Branford Marsalis' high-school musical
Publication: Burlington Free Press.com
Author: Brent Hallenbeck
I know it was Branford Marsalis’ show tonight at the Flynn Center, but I couldn’t help but focus on his 18-year-old drummer Justin Faulkner after learning about the soon-to-graduate high-schooler at their Meet the Artist session a few hours earlier (see previous blog entry). This is no novelty act - the kid is impressive. He moves deftly from two-handed shuffle to a fuller, funkier beat, and delivered a couple of solos that rocked the house. When Marsalis wasn’t playing his saxophone and stood behind his three fellow musicians to watch and listen (which was often - he relishes sharing the load) he would bob his head to the rhythm and in approval of what Faulkner, pianist Joey Calderazzo and bass player Eric Revis were doing (Calderazzo, by the way, had a gorgeous piano solo on a beautiful tune he wrote called “The Blossom of Parting”; you can see all four band members in this fine photo from tonight by Free Press staffer Glenn Russell).
I looked for quibbles with Faulkner’s playing and, aside from one moment when I thought he was a little loud on the cymbals during one of Revis’ solos, I couldn’t find anything. The crowd loved his performance, too. At one point after one of Faulkner’s shining moments, a guy in the crowd yelled “Your drummer is awesome!” Marsalis wouldn’t have it. “His head is big enough,” he said to the crowd’s laughter.

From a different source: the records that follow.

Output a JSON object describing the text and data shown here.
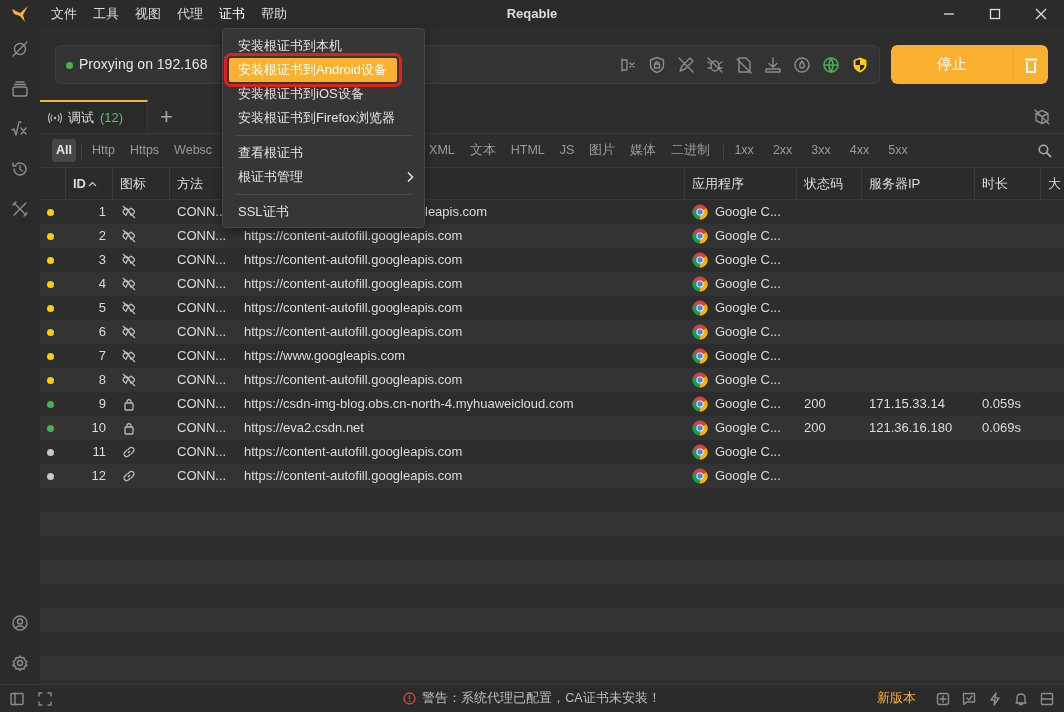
{
  "title": "Reqable",
  "menubar": [
    {
      "label": "文件",
      "open": false
    },
    {
      "label": "工具",
      "open": false
    },
    {
      "label": "视图",
      "open": false
    },
    {
      "label": "代理",
      "open": false
    },
    {
      "label": "证书",
      "open": true
    },
    {
      "label": "帮助",
      "open": false
    }
  ],
  "proxy": {
    "status": "Proxying on 192.168",
    "running": true
  },
  "stop_button": "停止",
  "tabs": [
    {
      "label": "调试",
      "count": "(12)",
      "selected": true
    }
  ],
  "add_tab": "+",
  "filters": [
    {
      "label": "All",
      "selected": true
    },
    {
      "label": "Http",
      "selected": false
    },
    {
      "label": "Https",
      "selected": false
    },
    {
      "label": "Websc",
      "selected": false,
      "covered_after": true
    },
    {
      "label": "XML",
      "selected": false
    },
    {
      "label": "文本",
      "selected": false
    },
    {
      "label": "HTML",
      "selected": false
    },
    {
      "label": "JS",
      "selected": false
    },
    {
      "label": "图片",
      "selected": false
    },
    {
      "label": "媒体",
      "selected": false
    },
    {
      "label": "二进制",
      "selected": false
    }
  ],
  "status_filters": [
    "1xx",
    "2xx",
    "3xx",
    "4xx",
    "5xx"
  ],
  "columns": [
    {
      "label": "ID",
      "sorted": true
    },
    {
      "label": "图标",
      "sorted": false
    },
    {
      "label": "方法",
      "sorted": false
    },
    {
      "label": "应用程序",
      "sorted": false
    },
    {
      "label": "状态码",
      "sorted": false
    },
    {
      "label": "服务器IP",
      "sorted": false
    },
    {
      "label": "时长",
      "sorted": false
    },
    {
      "label": "大",
      "sorted": false
    }
  ],
  "rows": [
    {
      "color": "#ffd000",
      "id": "1",
      "kind": "unlinked",
      "method": "CONN..",
      "url": "leapis.com",
      "url_covered": true,
      "app": "Google C..."
    },
    {
      "color": "#ffd000",
      "id": "2",
      "kind": "unlinked",
      "method": "CONN...",
      "url": "https://content-autofill.googleapis.com",
      "app": "Google C..."
    },
    {
      "color": "#ffd000",
      "id": "3",
      "kind": "unlinked",
      "method": "CONN...",
      "url": "https://content-autofill.googleapis.com",
      "app": "Google C..."
    },
    {
      "color": "#ffd000",
      "id": "4",
      "kind": "unlinked",
      "method": "CONN...",
      "url": "https://content-autofill.googleapis.com",
      "app": "Google C..."
    },
    {
      "color": "#ffd000",
      "id": "5",
      "kind": "unlinked",
      "method": "CONN...",
      "url": "https://content-autofill.googleapis.com",
      "app": "Google C..."
    },
    {
      "color": "#ffd000",
      "id": "6",
      "kind": "unlinked",
      "method": "CONN...",
      "url": "https://content-autofill.googleapis.com",
      "app": "Google C..."
    },
    {
      "color": "#ffd000",
      "id": "7",
      "kind": "unlinked",
      "method": "CONN...",
      "url": "https://www.googleapis.com",
      "app": "Google C..."
    },
    {
      "color": "#ffd000",
      "id": "8",
      "kind": "unlinked",
      "method": "CONN...",
      "url": "https://content-autofill.googleapis.com",
      "app": "Google C..."
    },
    {
      "color": "#4caf50",
      "id": "9",
      "kind": "secure",
      "method": "CONN...",
      "url": "https://csdn-img-blog.obs.cn-north-4.myhuaweicloud.com",
      "app": "Google C...",
      "status": "200",
      "server_ip": "171.15.33.14",
      "duration": "0.059s"
    },
    {
      "color": "#4caf50",
      "id": "10",
      "kind": "secure",
      "method": "CONN...",
      "url": "https://eva2.csdn.net",
      "app": "Google C...",
      "status": "200",
      "server_ip": "121.36.16.180",
      "duration": "0.069s"
    },
    {
      "color": "#c8c8c8",
      "id": "11",
      "kind": "linked",
      "method": "CONN...",
      "url": "https://content-autofill.googleapis.com",
      "app": "Google C..."
    },
    {
      "color": "#c8c8c8",
      "id": "12",
      "kind": "linked",
      "method": "CONN...",
      "url": "https://content-autofill.googleapis.com",
      "app": "Google C..."
    }
  ],
  "menu": {
    "items": [
      {
        "kind": "item",
        "label": "安装根证书到本机",
        "selected": false
      },
      {
        "kind": "item",
        "label": "安装根证书到Android设备",
        "selected": true,
        "annotated": true
      },
      {
        "kind": "item",
        "label": "安装根证书到iOS设备",
        "selected": false
      },
      {
        "kind": "item",
        "label": "安装根证书到Firefox浏览器",
        "selected": false
      },
      {
        "kind": "divider"
      },
      {
        "kind": "item",
        "label": "查看根证书",
        "selected": false
      },
      {
        "kind": "submenu",
        "label": "根证书管理",
        "selected": false
      },
      {
        "kind": "divider"
      },
      {
        "kind": "item",
        "label": "SSL证书",
        "selected": false
      }
    ]
  },
  "status_bar": {
    "warning": "警告：系统代理已配置，CA证书未安装！",
    "update": "新版本"
  }
}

Marsalis, known for his tough love, was more willing to say good things about the other high-schoolers who played tonight, the Vermont All State Jazz Ensemble. The first thing he talked about when he came on stage after the opening act was how impressed he was that they tackled a Duke Ellington number, “Such Sweet Thunder.” “That was cool. I was surprised,” Marsalis said, noting that when he was in high school 30 or so years ago the students were playing popular music like the theme from “Rocky” and Chuck Mangione’s “Feels So Good.”